The newest, sort of, path for writers to take is to be self-published. It’s no longer a no-no to be a self-published author — sort of.
Why do I qualify the above? Very simple. I’ll lay you odds that legacy publishers are looking twice at authors approaching them if that author is self-published. Oh, I know, they’ve signed contracts with folks like Hocking. But, how many of those self-publishing darlings have you heard from since they signed with a legacy publisher? How many of you know that Hocking has not one but several legacy published books out now? That sort of leaves me believing that her numbers aren’t even close to what the legacy publisher hoped they’d be. And that means they will think twice before signing a self-published author, no matter how well their books have sold.
But there is also the wary eye some readers are starting to look at self-published authors with. Readers want more than just a good story. They want a good story that has been edited and is in a visually appealing format. A lot of e-books that have hit the retail outlets are anything but. So readers are starting to be a bit more discriminating than they were when Amazon first opened its doors to self-published authors.
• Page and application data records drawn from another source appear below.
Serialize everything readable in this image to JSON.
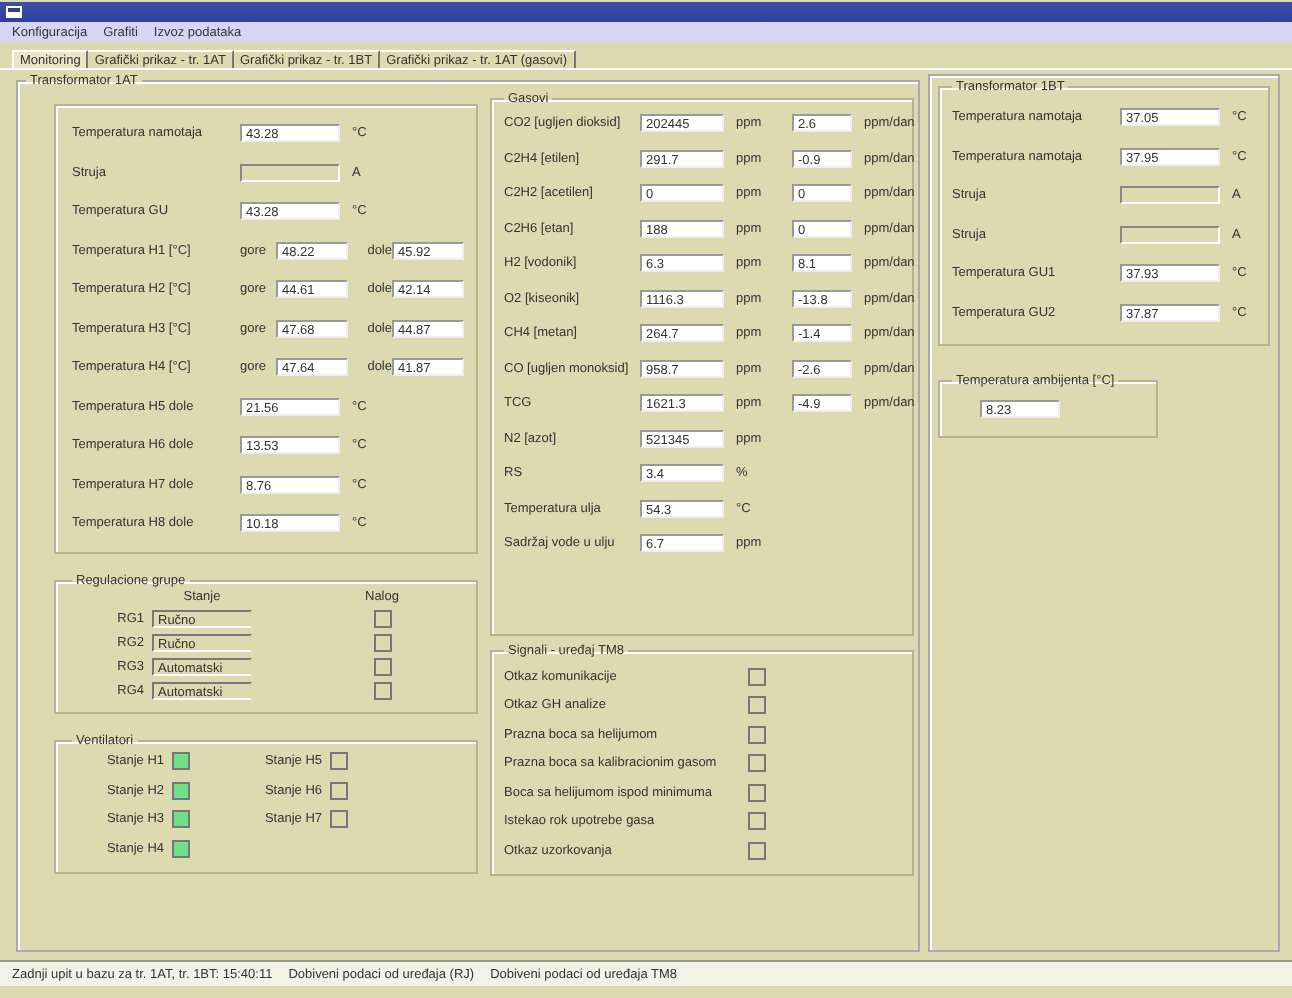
{
  "menu": [
    "Konfiguracija",
    "Grafiti",
    "Izvoz podataka"
  ],
  "tabs": [
    {
      "label": "Monitoring",
      "selected": true
    },
    {
      "label": "Grafički prikaz - tr. 1AT",
      "selected": false
    },
    {
      "label": "Grafički prikaz - tr. 1BT",
      "selected": false
    },
    {
      "label": "Grafički prikaz - tr. 1AT (gasovi)",
      "selected": false
    }
  ],
  "transformer_1at": {
    "title": "Transformator 1AT",
    "rows": [
      {
        "kind": "single",
        "label": "Temperatura namotaja",
        "value": "43.28",
        "unit": "°C",
        "disabled": false
      },
      {
        "kind": "single",
        "label": "Struja",
        "unit": "A",
        "disabled": true
      },
      {
        "kind": "single",
        "label": "Temperatura GU",
        "value": "43.28",
        "unit": "°C",
        "disabled": false
      },
      {
        "kind": "pair",
        "label": "Temperatura H1 [°C]",
        "top_label": "gore",
        "top_value": "48.22",
        "bottom_label": "dole",
        "bottom_value": "45.92"
      },
      {
        "kind": "pair",
        "label": "Temperatura H2 [°C]",
        "top_label": "gore",
        "top_value": "44.61",
        "bottom_label": "dole",
        "bottom_value": "42.14"
      },
      {
        "kind": "pair",
        "label": "Temperatura H3 [°C]",
        "top_label": "gore",
        "top_value": "47.68",
        "bottom_label": "dole",
        "bottom_value": "44.87"
      },
      {
        "kind": "pair",
        "label": "Temperatura H4 [°C]",
        "top_label": "gore",
        "top_value": "47.64",
        "bottom_label": "dole",
        "bottom_value": "41.87"
      },
      {
        "kind": "single",
        "label": "Temperatura H5 dole",
        "value": "21.56",
        "unit": "°C",
        "disabled": false
      },
      {
        "kind": "single",
        "label": "Temperatura H6 dole",
        "value": "13.53",
        "unit": "°C",
        "disabled": false
      },
      {
        "kind": "single",
        "label": "Temperatura H7 dole",
        "value": "8.76",
        "unit": "°C",
        "disabled": false
      },
      {
        "kind": "single",
        "label": "Temperatura H8 dole",
        "value": "10.18",
        "unit": "°C",
        "disabled": false
      }
    ]
  },
  "regulation_groups": {
    "title": "Regulacione grupe",
    "state_header": "Stanje",
    "order_header": "Nalog",
    "rows": [
      {
        "label": "RG1",
        "state": "Ručno",
        "checked": false
      },
      {
        "label": "RG2",
        "state": "Ručno",
        "checked": false
      },
      {
        "label": "RG3",
        "state": "Automatski",
        "checked": false
      },
      {
        "label": "RG4",
        "state": "Automatski",
        "checked": false
      }
    ]
  },
  "fans": {
    "title": "Ventilatori",
    "left": [
      {
        "label": "Stanje H1",
        "on": true
      },
      {
        "label": "Stanje H2",
        "on": true
      },
      {
        "label": "Stanje H3",
        "on": true
      },
      {
        "label": "Stanje H4",
        "on": true
      }
    ],
    "right": [
      {
        "label": "Stanje H5",
        "on": false
      },
      {
        "label": "Stanje H6",
        "on": false
      },
      {
        "label": "Stanje H7",
        "on": false
      }
    ]
  },
  "gases": {
    "title": "Gasovi",
    "rows": [
      {
        "label": "CO2 [ugljen dioksid]",
        "value": "202445",
        "unit": "ppm",
        "rate": "2.6",
        "rate_unit": "ppm/dan"
      },
      {
        "label": "C2H4 [etilen]",
        "value": "291.7",
        "unit": "ppm",
        "rate": "-0.9",
        "rate_unit": "ppm/dan"
      },
      {
        "label": "C2H2 [acetilen]",
        "value": "0",
        "unit": "ppm",
        "rate": "0",
        "rate_unit": "ppm/dan"
      },
      {
        "label": "C2H6 [etan]",
        "value": "188",
        "unit": "ppm",
        "rate": "0",
        "rate_unit": "ppm/dan"
      },
      {
        "label": "H2 [vodonik]",
        "value": "6.3",
        "unit": "ppm",
        "rate": "8.1",
        "rate_unit": "ppm/dan"
      },
      {
        "label": "O2 [kiseonik]",
        "value": "1116.3",
        "unit": "ppm",
        "rate": "-13.8",
        "rate_unit": "ppm/dan"
      },
      {
        "label": "CH4 [metan]",
        "value": "264.7",
        "unit": "ppm",
        "rate": "-1.4",
        "rate_unit": "ppm/dan"
      },
      {
        "label": "CO [ugljen monoksid]",
        "value": "958.7",
        "unit": "ppm",
        "rate": "-2.6",
        "rate_unit": "ppm/dan"
      },
      {
        "label": "TCG",
        "value": "1621.3",
        "unit": "ppm",
        "rate": "-4.9",
        "rate_unit": "ppm/dan"
      },
      {
        "label": "N2 [azot]",
        "value": "521345",
        "unit": "ppm"
      },
      {
        "label": "RS",
        "value": "3.4",
        "unit": "%"
      },
      {
        "label": "Temperatura ulja",
        "value": "54.3",
        "unit": "°C"
      },
      {
        "label": "Sadržaj vode u ulju",
        "value": "6.7",
        "unit": "ppm"
      }
    ]
  },
  "signals": {
    "title": "Signali - uređaj TM8",
    "rows": [
      {
        "label": "Otkaz komunikacije",
        "checked": false
      },
      {
        "label": "Otkaz GH analize",
        "checked": false
      },
      {
        "label": "Prazna boca sa helijumom",
        "checked": false
      },
      {
        "label": "Prazna boca sa kalibracionim gasom",
        "checked": false
      },
      {
        "label": "Boca sa helijumom ispod minimuma",
        "checked": false
      },
      {
        "label": "Istekao rok upotrebe gasa",
        "checked": false
      },
      {
        "label": "Otkaz uzorkovanja",
        "checked": false
      }
    ]
  },
  "transformer_1bt": {
    "title": "Transformator 1BT",
    "rows": [
      {
        "label": "Temperatura namotaja",
        "value": "37.05",
        "unit": "°C",
        "disabled": false
      },
      {
        "label": "Temperatura namotaja",
        "value": "37.95",
        "unit": "°C",
        "disabled": false
      },
      {
        "label": "Struja",
        "unit": "A",
        "disabled": true
      },
      {
        "label": "Struja",
        "unit": "A",
        "disabled": true
      },
      {
        "label": "Temperatura GU1",
        "value": "37.93",
        "unit": "°C",
        "disabled": false
      },
      {
        "label": "Temperatura GU2",
        "value": "37.87",
        "unit": "°C",
        "disabled": false
      }
    ]
  },
  "ambient": {
    "title": "Temperatura ambijenta [°C]",
    "value": "8.23"
  },
  "status_bar": [
    "Zadnji upit u bazu za tr. 1AT, tr. 1BT: 15:40:11",
    "Dobiveni podaci od uređaja (RJ)",
    "Dobiveni podaci od uređaja TM8"
  ]
}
Add in the fact that a self-published author has to basically do everything himself, from writing to making sure his book is edited to cover design to conversion to promotion and it is more than a lot of people want or can do. If the author can do it all himself, and not have to pay someone to do one or more of the steps required to publish an e-book, that is a lot of time away from the keyboard, away from the day job and away from family. It’s that or pay someone to do one or more of the steps and, frankly, most of us want to save money and not spend it.
So, I guess the commenter is right. There are more ways for authors to get their work out there — if you are a new, unpublished and non-contracted author. But for the author already under contract, you have to work within the confines of your contracts and you have to decide if you are ready to possibly sever forever your ties with legacy publishing. That’s the question authors are facing now when they try to decide whether or not they want to question their very imaginative royalty reports or if they want to fight to get the rights back to books that should have reverted to them years ago, at least if they were to go by their royalty statements.
So, to get back to the question from yesterday’s post of why should the Department of Justice spend money on this investigation, they should do it in order to enforce the antitrust laws because consumers, authors and shareholders in the companies involved are being damaged by the price fixing, assuming the DoJ can prove its case. If, during the course of the investigation, proof comes to light of other misdealings by the publishers that’s their problem. It is time — no, it’s past time — for someone to look at how royalties are reported and paid.